In conclusion, the four subsistence strategies mentioned above: forging, agriculture, horticulture, and pastoralism have evolved due to the changes being experienced especially technologically. Practicing hunting and gathering in Malaysia is no longer possible as most forests are now protected by the government and hunting of certain wild animals is considered illegal due to the threat that hunting poses including extinction. Most animals that used to be hunted in the past and now contribute to tourism in the country. Agriculture has also experienced changes with urban agriculture being practiced in order to meet the demand of food for the Malaysian population. Horticulture is a source of flowers, fruits and vegetables and the tropical environment has made this possible. Greenhouses are also being used to ensure that all horticultural products produced are high in yield. Lastly, commercialization of cattle keeping killed pastoralism with more people keeping cattle so that they can sell mill or meat.
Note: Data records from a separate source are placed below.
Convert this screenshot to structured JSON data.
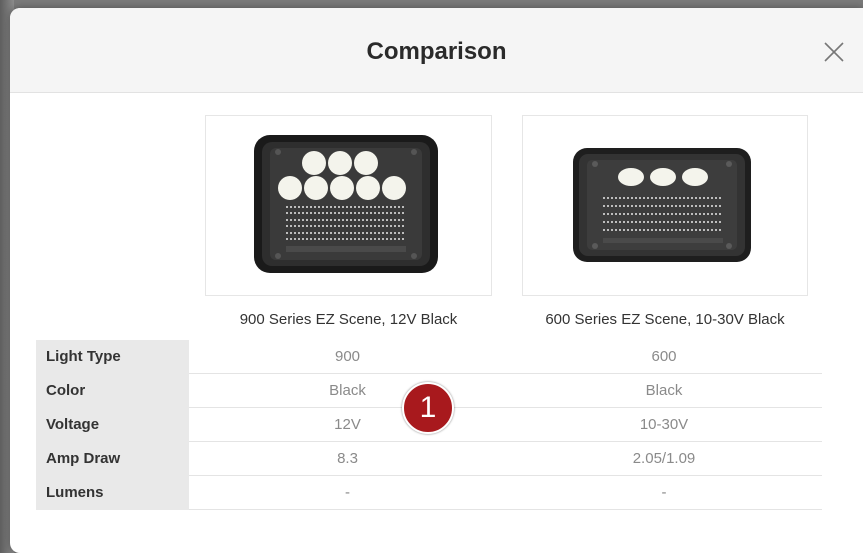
{
  "modal": {
    "title": "Comparison",
    "close_icon": "close-icon"
  },
  "products": [
    {
      "name": "900 Series EZ Scene, 12V Black",
      "image": "light-bar-900-image"
    },
    {
      "name": "600 Series EZ Scene, 10-30V Black",
      "image": "light-bar-600-image"
    }
  ],
  "specs": [
    {
      "label": "Light Type",
      "values": [
        "900",
        "600"
      ]
    },
    {
      "label": "Color",
      "values": [
        "Black",
        "Black"
      ]
    },
    {
      "label": "Voltage",
      "values": [
        "12V",
        "10-30V"
      ]
    },
    {
      "label": "Amp Draw",
      "values": [
        "8.3",
        "2.05/1.09"
      ]
    },
    {
      "label": "Lumens",
      "values": [
        "-",
        "-"
      ]
    }
  ],
  "annotation": {
    "number": "1",
    "color": "#a8191d"
  }
}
Although livestock keeping is expensive in Malaysia a few individual still practice it.
Gomes, Alberto G. Ecological adaptation and population change: Semang foragers and Temuan horticulturists in West Malaysia. East-West Environment and Policy Institute, 1982.
Islam, Rabiul, and Chamhuri Siwar. “The analysis of urban agriculture development in Malaysia.” Advances in Environmental Biology 6, no. 3 (2012): 1068-1078.
Serin, Tapsir, and Fadhilah Annaim Huda Hashim. “Status and demand of technology for selected beef cattle producers in Peninsular Malaysia.” Economic and technology management review 5 (2010): 21-26.
Shamshuddin, J., and Noordin Wan Daud. “Classification and management of highly weathered soils in Malaysia for production of plantation crops.” Principles, application and assessment in soil science (2011): 75-86.
Tuck-Po, Lye. “The road to equality? Landscape transformation and the Batek of Pahang, Malaysia.” Property and equality 2 (2005): 90-103.
Weissman, Robert. “Disappearing trees, disappearing culture.” Multinational Monitor 15, no. 4 (1994): 9-12.